Ameren to Complete a $250 Million Transmission Line That Will Make Congestion Worse

power transmission lines
Blog December 17, 2019

The transmission grid in the U.S. is facing the unprecedented challenge of a shifting generation portfolio from massive additions of intermittent renewable energy. The continued advance of renewables will require grid operations and infrastructure to advance in tandem. However, there is a serious issue regarding transmission expansion plans: the process of building new generation happens much faster than building new transmission. The new 100-mile, 345kV MISO transmission line, dubbed the Mark Twain Transmission Project, is the latest example of the challenges Regional Transmission Organizations (RTOs) face when it comes to the shifting grid in the Midwest.

MISO Transmission Upgrades and Generation Retirements
Figure 1: MISO Transmission Upgrades and Generation Retirements. Source: EIA

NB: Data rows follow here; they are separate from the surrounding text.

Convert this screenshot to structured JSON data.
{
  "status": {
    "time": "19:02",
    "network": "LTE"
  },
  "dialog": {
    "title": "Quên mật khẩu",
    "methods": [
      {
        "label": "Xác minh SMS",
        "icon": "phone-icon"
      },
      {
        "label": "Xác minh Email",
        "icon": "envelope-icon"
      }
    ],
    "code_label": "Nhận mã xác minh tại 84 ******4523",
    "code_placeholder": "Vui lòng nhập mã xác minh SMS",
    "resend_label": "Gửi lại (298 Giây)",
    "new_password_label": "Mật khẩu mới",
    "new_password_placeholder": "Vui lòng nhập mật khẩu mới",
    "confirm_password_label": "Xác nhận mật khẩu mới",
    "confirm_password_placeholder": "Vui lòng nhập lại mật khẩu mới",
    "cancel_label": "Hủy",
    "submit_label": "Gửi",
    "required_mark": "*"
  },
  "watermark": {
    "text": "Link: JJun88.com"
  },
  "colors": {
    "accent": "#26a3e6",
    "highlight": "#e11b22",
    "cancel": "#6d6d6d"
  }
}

In 2011, MISO approved the Mark Twain line in order to carry power from Palmyra, Missouri to the border of Iowa for “energy-grid reliability, increased transmission capacity, and greater access to renewable sources such as wind”. During this time, nameplate wind generation capacity in MISO was just under 10 GW; by the end of 2018 it reached 18.2 GW. The rapid addition of wind generation led to immense impacts on energy prices in the region by injecting zero marginal cost power to the grid. It also altered the way power flows through the grid driving new patterns of transmission congestion. Congestion is the result of when the power flow over a transmission element exceeds its available capacity. This makes balancing the grid on high wind generation days difficult, often leading to either negative or very expensive energy prices depending on the location of the congestion. Ameren began construction on the line in May 2018 and is scheduled to officially go into service on December 20, 2019.

What impact will the new line have on congestion?

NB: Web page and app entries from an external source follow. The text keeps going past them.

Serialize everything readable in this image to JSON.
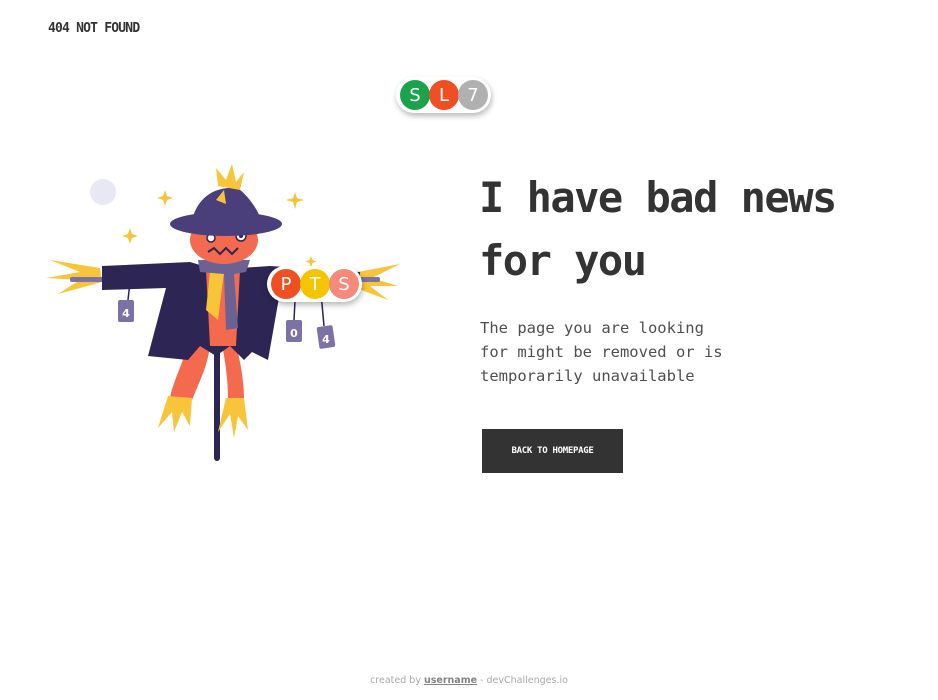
{
  "header": {
    "brand": "404 NOT FOUND"
  },
  "badges_top": [
    {
      "letter": "S",
      "color": "#1aa34a"
    },
    {
      "letter": "L",
      "color": "#f04e23"
    },
    {
      "letter": "7",
      "color": "#b0b0b0"
    }
  ],
  "badges_mid": [
    {
      "letter": "P",
      "color": "#f04e23"
    },
    {
      "letter": "T",
      "color": "#f5c400"
    },
    {
      "letter": "S",
      "color": "#f58a7a"
    }
  ],
  "illustration": {
    "can_left": "4",
    "can_right_1": "0",
    "can_right_2": "4"
  },
  "main": {
    "headline": "I have bad news for you",
    "description": "The page you are looking for might be removed or is temporarily unavailable",
    "button_label": "BACK TO HOMEPAGE"
  },
  "footer": {
    "prefix": "created by ",
    "username": "username",
    "suffix": " - devChallenges.io"
  },
  "colors": {
    "text_dark": "#333333",
    "button_bg": "#333333",
    "scarecrow_hat": "#4a3f7a",
    "scarecrow_coat": "#2d2553",
    "scarecrow_body": "#f46a4e",
    "straw": "#f8c53a"
  }
}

This new line is going to bypass some localized constraints in MISO; however, at the same time it is going to inject power directly into one of the top constraints in MISO and PJM, at the Marblehead 161kV transformer. Localized constraints have a smaller impact near its region, whereas the Marblehead transformer has much more widespread impacts in both MISO and PJM. The Marblehead transformer first appeared in 2016 due to the continuous addition of new wind generation in MISO North and SPP. Other transmission upgrades in 2017 and 2018 caused the Marblehead transformer to become more impactful and eventually reach PJM. The connection with PJM occurred just months before construction started on the Mark Twain lines. The increased congestion will result in large price discrepancies between locations, which disincentives new wind farm development and causes a less efficient dispatch of generation.

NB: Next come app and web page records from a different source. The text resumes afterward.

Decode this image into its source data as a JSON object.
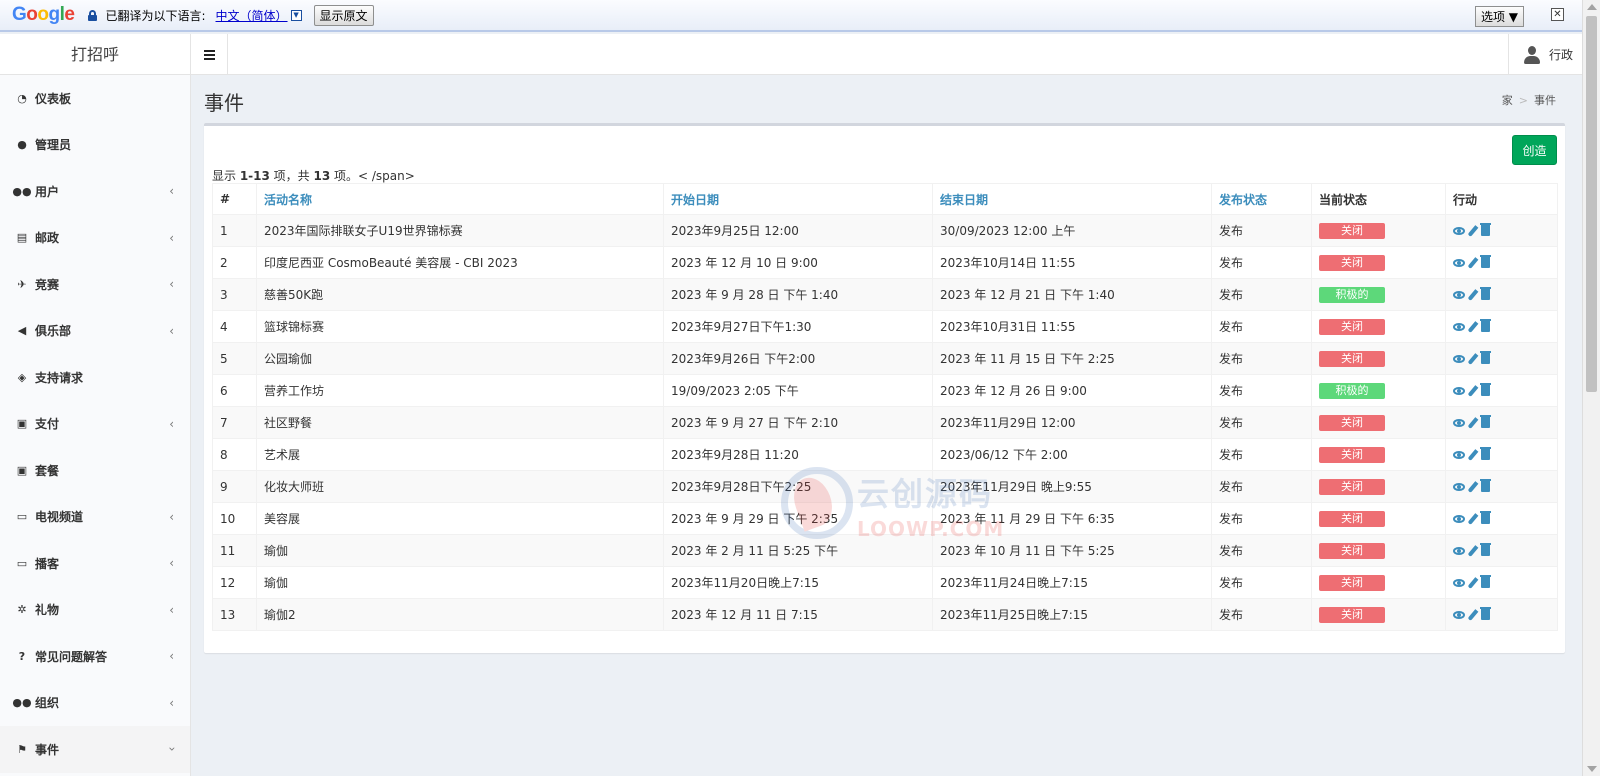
{
  "translate_bar": {
    "logo": "Google",
    "message": "已翻译为以下语言:",
    "language": "中文（简体）",
    "show_original": "显示原文",
    "options": "选项 ▼",
    "close": "✕"
  },
  "header": {
    "brand": "打招呼",
    "user_name": "行政"
  },
  "sidebar": {
    "items": [
      {
        "label": "仪表板",
        "icon": "dashboard-icon",
        "chevron": false
      },
      {
        "label": "管理员",
        "icon": "user-icon",
        "chevron": false
      },
      {
        "label": "用户",
        "icon": "users-icon",
        "chevron": true
      },
      {
        "label": "邮政",
        "icon": "newspaper-icon",
        "chevron": true
      },
      {
        "label": "竞赛",
        "icon": "runner-icon",
        "chevron": true
      },
      {
        "label": "俱乐部",
        "icon": "megaphone-icon",
        "chevron": true
      },
      {
        "label": "支持请求",
        "icon": "ticket-icon",
        "chevron": false
      },
      {
        "label": "支付",
        "icon": "money-icon",
        "chevron": true
      },
      {
        "label": "套餐",
        "icon": "money-icon",
        "chevron": false
      },
      {
        "label": "电视频道",
        "icon": "monitor-icon",
        "chevron": true
      },
      {
        "label": "播客",
        "icon": "monitor-icon",
        "chevron": true
      },
      {
        "label": "礼物",
        "icon": "gift-icon",
        "chevron": true
      },
      {
        "label": "常见问题解答",
        "icon": "question-icon",
        "chevron": true
      },
      {
        "label": "组织",
        "icon": "users-icon",
        "chevron": true
      },
      {
        "label": "事件",
        "icon": "flag-icon",
        "chevron": true,
        "active": true
      }
    ]
  },
  "page": {
    "title": "事件",
    "breadcrumb_home": "家",
    "breadcrumb_current": "事件",
    "create_label": "创造",
    "summary_prefix": "显示 ",
    "summary_range": "1-13",
    "summary_mid": " 项，共 ",
    "summary_total": "13",
    "summary_suffix": " 项。< /span>"
  },
  "table": {
    "headers": [
      "#",
      "活动名称",
      "开始日期",
      "结束日期",
      "发布状态",
      "当前状态",
      "行动"
    ],
    "rows": [
      {
        "num": "1",
        "name": "2023年国际排联女子U19世界锦标赛",
        "start": "2023年9月25日 12:00",
        "end": "30/09/2023 12:00 上午",
        "publish": "发布",
        "status": "关闭",
        "active": false
      },
      {
        "num": "2",
        "name": "印度尼西亚 CosmoBeauté 美容展 - CBI 2023",
        "start": "2023 年 12 月 10 日 9:00",
        "end": "2023年10月14日 11:55",
        "publish": "发布",
        "status": "关闭",
        "active": false
      },
      {
        "num": "3",
        "name": "慈善50K跑",
        "start": "2023 年 9 月 28 日 下午 1:40",
        "end": "2023 年 12 月 21 日 下午 1:40",
        "publish": "发布",
        "status": "积极的",
        "active": true
      },
      {
        "num": "4",
        "name": "篮球锦标赛",
        "start": "2023年9月27日下午1:30",
        "end": "2023年10月31日 11:55",
        "publish": "发布",
        "status": "关闭",
        "active": false
      },
      {
        "num": "5",
        "name": "公园瑜伽",
        "start": "2023年9月26日 下午2:00",
        "end": "2023 年 11 月 15 日 下午 2:25",
        "publish": "发布",
        "status": "关闭",
        "active": false
      },
      {
        "num": "6",
        "name": "营养工作坊",
        "start": "19/09/2023 2:05 下午",
        "end": "2023 年 12 月 26 日 9:00",
        "publish": "发布",
        "status": "积极的",
        "active": true
      },
      {
        "num": "7",
        "name": "社区野餐",
        "start": "2023 年 9 月 27 日 下午 2:10",
        "end": "2023年11月29日 12:00",
        "publish": "发布",
        "status": "关闭",
        "active": false
      },
      {
        "num": "8",
        "name": "艺术展",
        "start": "2023年9月28日 11:20",
        "end": "2023/06/12 下午 2:00",
        "publish": "发布",
        "status": "关闭",
        "active": false
      },
      {
        "num": "9",
        "name": "化妆大师班",
        "start": "2023年9月28日下午2:25",
        "end": "2023年11月29日 晚上9:55",
        "publish": "发布",
        "status": "关闭",
        "active": false
      },
      {
        "num": "10",
        "name": "美容展",
        "start": "2023 年 9 月 29 日 下午 2:35",
        "end": "2023 年 11 月 29 日 下午 6:35",
        "publish": "发布",
        "status": "关闭",
        "active": false
      },
      {
        "num": "11",
        "name": "瑜伽",
        "start": "2023 年 2 月 11 日 5:25 下午",
        "end": "2023 年 10 月 11 日 下午 5:25",
        "publish": "发布",
        "status": "关闭",
        "active": false
      },
      {
        "num": "12",
        "name": "瑜伽",
        "start": "2023年11月20日晚上7:15",
        "end": "2023年11月24日晚上7:15",
        "publish": "发布",
        "status": "关闭",
        "active": false
      },
      {
        "num": "13",
        "name": "瑜伽2",
        "start": "2023 年 12 月 11 日 7:15",
        "end": "2023年11月25日晚上7:15",
        "publish": "发布",
        "status": "关闭",
        "active": false
      }
    ]
  },
  "watermark": {
    "line1": "云创源码",
    "line2": "LOOWP.COM"
  },
  "colors": {
    "accent": "#3c8dbc",
    "create_button": "#00a65a",
    "status_closed": "#ee6e73",
    "status_active": "#5dd87a"
  }
}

The addition of the line also happens to coincide with the retirements of four Illinois coal plants totaling over 2 GW of capacity: Coffeen, Havana, Hennepin, and Duck Creek. The announcement of these retirements happened in August 2019, and the final plant, Duck Creek, retired on December 13 – just days before the new line is scheduled to going into service. The latter three of those plants provided reactive power to the Mark Twain lines; with their retirement, additional power flows over those lines and directly through the Marblehead transformer. To better understand and forecast the extent of this new congestion, our Power Market analysts use proprietary wind generation data and keep our customers updated on a daily basis.


Complications in transmission are not necessarily a result of poor planning; in fact, upgrades similar to this are necessary to allow new wind power in rural areas to efficiently reach large cities where it is needed. Instead, it sheds light on the difficulties of maintaining an efficient and reliable grid in the face of rapid transition in the generating fleet. RTOs operate a competitive market and as new low-cost wind, solar, and gas generation continue to price out older more expensive coal generation, flow patterns and congestion will continue to change. Additionally, storage and smart grid technology continue to advance, which may alleviate the need to build out expensive and difficult transmission expansions. These are just some of the many considerations as the regions continue to push for a more renewable and clean energy future. As changes in the market develop, stay informed and ahead of competition with access to Genscape and Wood Mackenzie power solutions. To learn more or request a demo, please click here.